### Task to carry out
Lines that include "main" make up the answer; copy all of them from the data below.

[Element data from apps and pages]
■ ■ ■ ■
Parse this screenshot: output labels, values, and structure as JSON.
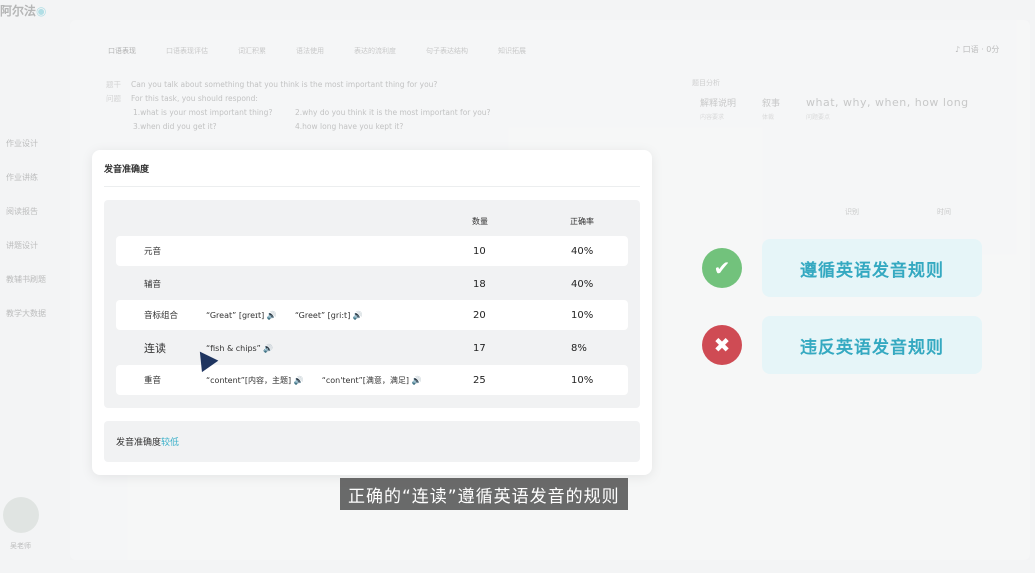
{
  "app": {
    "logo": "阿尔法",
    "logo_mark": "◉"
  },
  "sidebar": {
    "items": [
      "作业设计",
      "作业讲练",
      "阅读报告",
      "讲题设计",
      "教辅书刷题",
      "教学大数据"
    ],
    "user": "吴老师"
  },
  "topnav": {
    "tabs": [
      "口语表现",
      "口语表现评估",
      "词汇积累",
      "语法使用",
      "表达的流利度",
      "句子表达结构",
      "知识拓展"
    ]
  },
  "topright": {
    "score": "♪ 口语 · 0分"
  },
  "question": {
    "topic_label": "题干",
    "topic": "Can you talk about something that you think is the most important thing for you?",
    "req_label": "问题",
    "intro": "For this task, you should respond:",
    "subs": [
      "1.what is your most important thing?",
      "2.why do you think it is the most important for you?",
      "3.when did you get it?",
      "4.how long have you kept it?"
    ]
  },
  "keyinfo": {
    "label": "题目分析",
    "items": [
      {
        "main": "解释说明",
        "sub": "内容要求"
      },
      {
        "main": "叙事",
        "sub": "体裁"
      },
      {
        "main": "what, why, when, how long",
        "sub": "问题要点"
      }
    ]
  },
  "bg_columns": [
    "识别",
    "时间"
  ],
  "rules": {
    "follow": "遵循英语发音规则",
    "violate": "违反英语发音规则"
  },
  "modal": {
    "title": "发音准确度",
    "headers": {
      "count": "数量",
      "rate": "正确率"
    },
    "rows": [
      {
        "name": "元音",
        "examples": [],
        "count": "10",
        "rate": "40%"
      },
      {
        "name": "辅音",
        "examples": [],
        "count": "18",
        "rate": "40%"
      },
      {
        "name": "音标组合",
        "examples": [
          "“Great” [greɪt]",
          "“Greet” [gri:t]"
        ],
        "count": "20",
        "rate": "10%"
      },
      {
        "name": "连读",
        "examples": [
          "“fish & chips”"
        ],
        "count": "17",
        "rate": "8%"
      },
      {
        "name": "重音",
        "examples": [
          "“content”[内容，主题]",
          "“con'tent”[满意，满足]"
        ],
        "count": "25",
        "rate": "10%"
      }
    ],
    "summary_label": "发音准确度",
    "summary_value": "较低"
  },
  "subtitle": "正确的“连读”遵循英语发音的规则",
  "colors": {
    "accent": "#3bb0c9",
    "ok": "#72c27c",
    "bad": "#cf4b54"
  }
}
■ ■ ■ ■
### Exercise answer
        "main": "解释说明",
        "main": "叙事",
        "main": "what, why, when, how long",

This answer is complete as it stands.